Wednesday, August 9, 2017

Down from the mountain

Photo of sunset, Telluride, Colorado, taken on my 70th birthday. God's gift to me.
The plan was to leave the old hag on the mountain, to let the old woman rot out there in the elements. But she got packed in my suitcase; she’s not leaving me.

Had I written this entry 10 days ago, it would have been different. Ten days ago, I would have said the trip to Colorado was a failure. I couldn’t breathe at the altitude, even though the altitude had not been a major problem in my previous trips to Telluride. In previous trips I was younger. I cut the trip short, lost 10 days at the condo that I had paid in advance, and flew home from 10,000 feet to an altitude of one foot above sea level. That’s a lot more oxygen and a relief to be able to breathe deeply.
The bold adventure in which I planned to spend a month alone, high in the Rocky Mountains, failed. My body bailed on me. My scheme was to spit in the face of my 70th birthday. People were telling me that I was brave, had such independence and spirit. And I gloated about how I was going to sit on the mountain with God, in the “thin space” between heaven and earth, where the voice of the Lord is deafeningly near. I wanted a mystical experience for my 70th birthday and I boldly was going to climb a mountain to get it. But like a scatterbug, I couldn't even focus on communicating with God in Telluride. I blamed Him for not showing up.
The old hag and I flew home to a giant pity party. Disappointment, shame, and embarrassment were at my doorstep. Poor me—I would have to report to all those who thought I was so brave that I failed in the great adventure. But after a few days at sea level the lights came on and I realized that the trip had been motivated, shaped by my desire to do something big, something remarkable. I wanted praise and adulation. My motivation was not so much to be at peace with God for a month but to show people that I could do it. I could see that my thinking was warped and then began to see that the trip wasn’t wasted, even though what it had to teach me was not what I expected. I realized that the entire plan to go to the mountains to scoff at my age and to get some great revelation from God was driven by ego, not by a desire for communion with God. It was totally about me, how I wanted to be seen as independent, adventurous, and deep.
The Lord wanted me to come down from the mountain, both literally and figuratively. He brought me down off my high horse. He didn’t cooperate with my silly ego exercise. He had other plans. He turned my mourning into dancing; He removed my clothes of sadness and clothed me in joy. (Paraphrase of Psalm 30:11.)
Honestly, it’s so good; not what I hoped for, but much, much better. It makes me smile to realize that I thought I had engineered the experience, but God stepped into my self-centered plan and made it infinitely better. It just looked like failure because it wasn’t what I wanted. He said, “Silly girl, why do you have to go high in the Rockies to be with me or to find meaning in your life? You can find those answers in the streets, in the shoe aisle of the thrift store, at the bedside of a dying friend, or in the quiet of your kitchen.”
It’s all good. I didn’t need to be on the mountain with my ego but to come down from the mountain to be with Him. What I thought was failure turned out to be a victory. I wanted to learn something and I did.
 

3 comments:
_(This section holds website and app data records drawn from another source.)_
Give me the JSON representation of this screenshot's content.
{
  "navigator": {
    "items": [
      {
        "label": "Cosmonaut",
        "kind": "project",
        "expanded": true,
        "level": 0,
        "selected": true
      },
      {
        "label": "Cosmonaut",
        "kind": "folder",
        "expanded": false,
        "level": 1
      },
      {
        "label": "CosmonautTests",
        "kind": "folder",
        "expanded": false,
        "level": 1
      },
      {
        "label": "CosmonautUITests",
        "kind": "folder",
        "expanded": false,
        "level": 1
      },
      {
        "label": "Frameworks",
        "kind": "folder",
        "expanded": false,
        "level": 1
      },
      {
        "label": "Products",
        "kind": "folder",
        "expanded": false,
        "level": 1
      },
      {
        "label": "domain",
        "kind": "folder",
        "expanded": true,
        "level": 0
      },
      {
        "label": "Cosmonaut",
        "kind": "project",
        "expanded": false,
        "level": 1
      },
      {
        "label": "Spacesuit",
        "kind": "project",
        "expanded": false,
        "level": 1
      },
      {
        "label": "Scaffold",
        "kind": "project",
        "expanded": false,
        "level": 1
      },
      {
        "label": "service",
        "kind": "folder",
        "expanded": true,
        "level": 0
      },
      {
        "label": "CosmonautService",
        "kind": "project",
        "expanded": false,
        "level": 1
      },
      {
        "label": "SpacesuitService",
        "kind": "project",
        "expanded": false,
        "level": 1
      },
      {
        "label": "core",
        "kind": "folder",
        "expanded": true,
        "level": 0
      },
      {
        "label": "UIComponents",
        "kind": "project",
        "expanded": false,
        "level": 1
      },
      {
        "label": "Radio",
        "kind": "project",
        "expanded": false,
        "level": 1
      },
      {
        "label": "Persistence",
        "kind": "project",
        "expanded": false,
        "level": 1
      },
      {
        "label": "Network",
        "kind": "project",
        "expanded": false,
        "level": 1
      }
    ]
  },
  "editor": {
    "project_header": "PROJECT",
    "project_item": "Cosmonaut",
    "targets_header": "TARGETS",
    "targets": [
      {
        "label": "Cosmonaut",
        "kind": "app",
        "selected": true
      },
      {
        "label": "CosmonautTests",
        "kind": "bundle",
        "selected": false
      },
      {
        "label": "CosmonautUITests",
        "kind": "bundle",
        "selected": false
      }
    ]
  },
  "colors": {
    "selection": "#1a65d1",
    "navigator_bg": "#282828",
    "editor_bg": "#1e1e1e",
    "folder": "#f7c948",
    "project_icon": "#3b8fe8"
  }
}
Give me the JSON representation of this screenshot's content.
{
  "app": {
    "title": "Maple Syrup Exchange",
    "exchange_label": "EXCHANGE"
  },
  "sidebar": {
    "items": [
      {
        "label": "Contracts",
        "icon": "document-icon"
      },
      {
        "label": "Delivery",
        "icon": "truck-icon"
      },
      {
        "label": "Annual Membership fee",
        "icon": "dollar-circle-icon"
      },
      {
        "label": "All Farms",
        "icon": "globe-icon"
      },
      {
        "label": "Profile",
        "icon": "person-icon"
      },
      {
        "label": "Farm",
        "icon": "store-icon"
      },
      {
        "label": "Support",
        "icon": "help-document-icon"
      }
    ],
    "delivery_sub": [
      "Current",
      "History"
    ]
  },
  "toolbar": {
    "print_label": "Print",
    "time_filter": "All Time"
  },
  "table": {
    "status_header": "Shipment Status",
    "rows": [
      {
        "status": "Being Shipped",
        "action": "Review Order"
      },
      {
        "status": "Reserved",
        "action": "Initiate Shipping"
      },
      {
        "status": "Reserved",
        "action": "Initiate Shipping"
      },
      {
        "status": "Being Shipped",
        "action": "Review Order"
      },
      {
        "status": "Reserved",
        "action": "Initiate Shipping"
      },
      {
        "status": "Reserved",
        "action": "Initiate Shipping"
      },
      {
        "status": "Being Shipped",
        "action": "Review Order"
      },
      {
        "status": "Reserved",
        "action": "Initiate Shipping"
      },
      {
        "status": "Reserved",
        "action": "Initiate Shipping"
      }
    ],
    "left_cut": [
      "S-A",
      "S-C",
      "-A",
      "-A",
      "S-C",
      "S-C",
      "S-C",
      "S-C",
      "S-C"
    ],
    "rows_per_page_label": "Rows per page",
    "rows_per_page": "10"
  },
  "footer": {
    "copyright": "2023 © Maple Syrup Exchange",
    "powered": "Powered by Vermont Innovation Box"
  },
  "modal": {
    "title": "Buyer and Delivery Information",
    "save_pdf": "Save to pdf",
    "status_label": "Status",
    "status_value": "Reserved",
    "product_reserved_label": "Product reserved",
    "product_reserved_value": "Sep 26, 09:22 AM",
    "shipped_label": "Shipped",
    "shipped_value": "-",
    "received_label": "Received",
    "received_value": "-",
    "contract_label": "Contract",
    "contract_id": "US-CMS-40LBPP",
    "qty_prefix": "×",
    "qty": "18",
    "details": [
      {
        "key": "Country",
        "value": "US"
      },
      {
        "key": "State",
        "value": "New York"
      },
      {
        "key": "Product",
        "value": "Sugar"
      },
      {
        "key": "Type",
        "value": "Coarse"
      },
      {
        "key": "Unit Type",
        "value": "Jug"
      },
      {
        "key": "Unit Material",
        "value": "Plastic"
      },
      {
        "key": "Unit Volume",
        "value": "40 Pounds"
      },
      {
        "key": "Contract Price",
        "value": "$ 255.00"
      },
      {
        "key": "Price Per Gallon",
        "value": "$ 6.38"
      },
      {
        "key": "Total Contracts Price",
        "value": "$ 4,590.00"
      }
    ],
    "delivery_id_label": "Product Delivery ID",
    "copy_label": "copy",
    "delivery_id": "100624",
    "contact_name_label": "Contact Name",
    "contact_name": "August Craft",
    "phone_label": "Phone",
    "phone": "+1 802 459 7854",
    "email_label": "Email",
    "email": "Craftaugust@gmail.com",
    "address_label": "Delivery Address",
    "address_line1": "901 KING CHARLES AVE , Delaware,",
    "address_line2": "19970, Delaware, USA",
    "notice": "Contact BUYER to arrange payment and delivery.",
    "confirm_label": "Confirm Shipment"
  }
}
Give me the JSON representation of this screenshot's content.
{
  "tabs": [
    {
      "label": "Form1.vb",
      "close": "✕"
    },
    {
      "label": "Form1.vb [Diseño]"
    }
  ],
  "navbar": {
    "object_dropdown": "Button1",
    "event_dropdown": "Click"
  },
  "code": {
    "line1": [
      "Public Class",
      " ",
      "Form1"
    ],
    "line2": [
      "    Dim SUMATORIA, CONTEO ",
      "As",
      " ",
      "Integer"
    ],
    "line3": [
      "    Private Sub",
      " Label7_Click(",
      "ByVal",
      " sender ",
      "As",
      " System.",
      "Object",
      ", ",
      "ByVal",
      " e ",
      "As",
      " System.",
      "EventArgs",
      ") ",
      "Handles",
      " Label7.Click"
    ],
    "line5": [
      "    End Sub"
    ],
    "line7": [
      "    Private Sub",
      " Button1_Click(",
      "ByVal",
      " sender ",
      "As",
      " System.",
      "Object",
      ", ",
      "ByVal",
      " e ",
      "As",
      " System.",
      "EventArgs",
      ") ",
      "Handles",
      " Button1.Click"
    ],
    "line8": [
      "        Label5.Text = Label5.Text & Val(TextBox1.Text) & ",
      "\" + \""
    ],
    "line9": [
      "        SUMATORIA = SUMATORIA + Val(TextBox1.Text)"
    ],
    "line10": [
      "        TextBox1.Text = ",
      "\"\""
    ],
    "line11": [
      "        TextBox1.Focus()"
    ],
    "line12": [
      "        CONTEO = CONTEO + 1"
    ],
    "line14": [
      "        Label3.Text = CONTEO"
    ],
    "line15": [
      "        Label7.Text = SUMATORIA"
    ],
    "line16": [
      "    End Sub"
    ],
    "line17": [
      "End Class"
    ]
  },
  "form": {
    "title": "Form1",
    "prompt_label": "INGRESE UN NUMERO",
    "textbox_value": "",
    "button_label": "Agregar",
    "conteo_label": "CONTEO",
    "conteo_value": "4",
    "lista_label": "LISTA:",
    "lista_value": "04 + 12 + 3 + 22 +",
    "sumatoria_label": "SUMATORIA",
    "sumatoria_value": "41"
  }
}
  1. Praying (by Mary Oliver)

    It doesn’t have to be
    the blue iris, it could be
    weeds in a vacant lot, or a few
    small stones; just
    pay attention, then patch
    a few words together and don’t try
    to make them elaborate, this isn’t
    a contest but the doorway
    into thanks, and a silence in which
    another voice may speak.

    ReplyDelete
  2. Beautiful. Thank you.

    ReplyDelete